[Given data — start]

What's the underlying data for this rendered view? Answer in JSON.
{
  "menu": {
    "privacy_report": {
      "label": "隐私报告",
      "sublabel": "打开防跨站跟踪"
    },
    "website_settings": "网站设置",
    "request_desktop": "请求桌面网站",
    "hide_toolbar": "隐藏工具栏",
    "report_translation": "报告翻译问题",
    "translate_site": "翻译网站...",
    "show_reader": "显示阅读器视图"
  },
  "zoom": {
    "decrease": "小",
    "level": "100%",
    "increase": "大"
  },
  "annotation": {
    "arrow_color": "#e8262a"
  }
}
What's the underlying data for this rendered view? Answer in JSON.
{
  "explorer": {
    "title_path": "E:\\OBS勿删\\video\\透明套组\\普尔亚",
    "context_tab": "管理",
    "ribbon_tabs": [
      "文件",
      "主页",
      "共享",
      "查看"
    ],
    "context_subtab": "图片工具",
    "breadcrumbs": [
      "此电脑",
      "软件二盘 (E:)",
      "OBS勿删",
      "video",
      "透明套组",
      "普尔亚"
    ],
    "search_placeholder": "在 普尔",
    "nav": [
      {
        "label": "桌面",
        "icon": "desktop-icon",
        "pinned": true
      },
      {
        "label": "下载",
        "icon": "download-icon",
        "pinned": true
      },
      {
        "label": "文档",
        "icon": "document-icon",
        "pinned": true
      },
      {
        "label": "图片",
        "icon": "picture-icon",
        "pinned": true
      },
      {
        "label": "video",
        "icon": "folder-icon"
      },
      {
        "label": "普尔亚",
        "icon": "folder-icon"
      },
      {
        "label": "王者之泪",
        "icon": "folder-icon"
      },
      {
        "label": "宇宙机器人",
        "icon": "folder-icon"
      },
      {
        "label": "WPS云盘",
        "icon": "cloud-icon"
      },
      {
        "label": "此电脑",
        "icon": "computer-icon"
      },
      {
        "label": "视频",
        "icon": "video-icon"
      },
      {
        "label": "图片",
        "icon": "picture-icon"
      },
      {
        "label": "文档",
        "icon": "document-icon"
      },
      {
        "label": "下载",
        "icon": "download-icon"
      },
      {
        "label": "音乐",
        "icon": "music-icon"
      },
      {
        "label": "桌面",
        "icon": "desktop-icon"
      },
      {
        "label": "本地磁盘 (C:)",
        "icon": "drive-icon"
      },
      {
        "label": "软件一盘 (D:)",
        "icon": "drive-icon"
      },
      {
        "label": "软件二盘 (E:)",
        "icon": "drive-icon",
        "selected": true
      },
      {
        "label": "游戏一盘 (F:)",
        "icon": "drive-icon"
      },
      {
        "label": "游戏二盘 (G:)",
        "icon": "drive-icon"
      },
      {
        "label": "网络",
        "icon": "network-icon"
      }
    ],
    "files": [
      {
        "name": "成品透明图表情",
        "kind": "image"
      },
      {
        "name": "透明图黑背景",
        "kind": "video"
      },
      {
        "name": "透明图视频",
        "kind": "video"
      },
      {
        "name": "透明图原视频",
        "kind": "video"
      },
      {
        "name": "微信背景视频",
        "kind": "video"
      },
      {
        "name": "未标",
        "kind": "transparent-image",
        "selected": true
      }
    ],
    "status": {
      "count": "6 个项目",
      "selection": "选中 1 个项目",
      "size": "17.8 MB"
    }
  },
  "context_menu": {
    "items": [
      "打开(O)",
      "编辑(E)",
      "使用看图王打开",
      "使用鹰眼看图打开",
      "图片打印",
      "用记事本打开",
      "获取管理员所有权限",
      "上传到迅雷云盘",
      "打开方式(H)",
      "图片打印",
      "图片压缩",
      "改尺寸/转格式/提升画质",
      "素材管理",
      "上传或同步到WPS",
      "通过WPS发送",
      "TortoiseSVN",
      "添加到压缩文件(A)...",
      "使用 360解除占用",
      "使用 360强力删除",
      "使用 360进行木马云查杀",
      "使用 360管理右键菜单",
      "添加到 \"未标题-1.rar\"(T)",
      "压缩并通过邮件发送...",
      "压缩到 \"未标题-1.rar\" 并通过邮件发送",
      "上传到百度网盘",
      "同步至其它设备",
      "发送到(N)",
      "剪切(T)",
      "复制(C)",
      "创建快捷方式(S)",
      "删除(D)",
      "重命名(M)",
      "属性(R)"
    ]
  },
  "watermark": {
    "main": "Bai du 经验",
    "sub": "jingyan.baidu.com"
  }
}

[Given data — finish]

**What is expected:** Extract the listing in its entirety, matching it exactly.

**Solution for this task:**
What's the underlying data for this rendered view? Answer in JSON.
{
  "menu": {
    "privacy_report": {
      "label": "隐私报告",
      "sublabel": "打开防跨站跟踪"
    },
    "website_settings": "网站设置",
    "request_desktop": "请求桌面网站",
    "hide_toolbar": "隐藏工具栏",
    "report_translation": "报告翻译问题",
    "translate_site": "翻译网站...",
    "show_reader": "显示阅读器视图"
  },
  "zoom": {
    "decrease": "小",
    "level": "100%",
    "increase": "大"
  },
  "annotation": {
    "arrow_color": "#e8262a"
  }
}
What's the underlying data for this rendered view? Answer in JSON.
{
  "explorer": {
    "title_path": "E:\\OBS勿删\\video\\透明套组\\普尔亚",
    "context_tab": "管理",
    "ribbon_tabs": [
      "文件",
      "主页",
      "共享",
      "查看"
    ],
    "context_subtab": "图片工具",
    "breadcrumbs": [
      "此电脑",
      "软件二盘 (E:)",
      "OBS勿删",
      "video",
      "透明套组",
      "普尔亚"
    ],
    "search_placeholder": "在 普尔",
    "nav": [
      {
        "label": "桌面",
        "icon": "desktop-icon",
        "pinned": true
      },
      {
        "label": "下载",
        "icon": "download-icon",
        "pinned": true
      },
      {
        "label": "文档",
        "icon": "document-icon",
        "pinned": true
      },
      {
        "label": "图片",
        "icon": "picture-icon",
        "pinned": true
      },
      {
        "label": "video",
        "icon": "folder-icon"
      },
      {
        "label": "普尔亚",
        "icon": "folder-icon"
      },
      {
        "label": "王者之泪",
        "icon": "folder-icon"
      },
      {
        "label": "宇宙机器人",
        "icon": "folder-icon"
      },
      {
        "label": "WPS云盘",
        "icon": "cloud-icon"
      },
      {
        "label": "此电脑",
        "icon": "computer-icon"
      },
      {
        "label": "视频",
        "icon": "video-icon"
      },
      {
        "label": "图片",
        "icon": "picture-icon"
      },
      {
        "label": "文档",
        "icon": "document-icon"
      },
      {
        "label": "下载",
        "icon": "download-icon"
      },
      {
        "label": "音乐",
        "icon": "music-icon"
      },
      {
        "label": "桌面",
        "icon": "desktop-icon"
      },
      {
        "label": "本地磁盘 (C:)",
        "icon": "drive-icon"
      },
      {
        "label": "软件一盘 (D:)",
        "icon": "drive-icon"
      },
      {
        "label": "软件二盘 (E:)",
        "icon": "drive-icon",
        "selected": true
      },
      {
        "label": "游戏一盘 (F:)",
        "icon": "drive-icon"
      },
      {
        "label": "游戏二盘 (G:)",
        "icon": "drive-icon"
      },
      {
        "label": "网络",
        "icon": "network-icon"
      }
    ],
    "files": [
      {
        "name": "成品透明图表情",
        "kind": "image"
      },
      {
        "name": "透明图黑背景",
        "kind": "video"
      },
      {
        "name": "透明图视频",
        "kind": "video"
      },
      {
        "name": "透明图原视频",
        "kind": "video"
      },
      {
        "name": "微信背景视频",
        "kind": "video"
      },
      {
        "name": "未标",
        "kind": "transparent-image",
        "selected": true
      }
    ],
    "status": {
      "count": "6 个项目",
      "selection": "选中 1 个项目",
      "size": "17.8 MB"
    }
  },
  "context_menu": {
    "items": [
      "打开(O)",
      "编辑(E)",
      "使用看图王打开",
      "使用鹰眼看图打开",
      "图片打印",
      "用记事本打开",
      "获取管理员所有权限",
      "上传到迅雷云盘",
      "打开方式(H)",
      "图片打印",
      "图片压缩",
      "改尺寸/转格式/提升画质",
      "素材管理",
      "上传或同步到WPS",
      "通过WPS发送",
      "TortoiseSVN",
      "添加到压缩文件(A)...",
      "使用 360解除占用",
      "使用 360强力删除",
      "使用 360进行木马云查杀",
      "使用 360管理右键菜单",
      "添加到 \"未标题-1.rar\"(T)",
      "压缩并通过邮件发送...",
      "压缩到 \"未标题-1.rar\" 并通过邮件发送",
      "上传到百度网盘",
      "同步至其它设备",
      "发送到(N)",
      "剪切(T)",
      "复制(C)",
      "创建快捷方式(S)",
      "删除(D)",
      "重命名(M)",
      "属性(R)"
    ]
  },
  "watermark": {
    "main": "Bai du 经验",
    "sub": "jingyan.baidu.com"
  }
}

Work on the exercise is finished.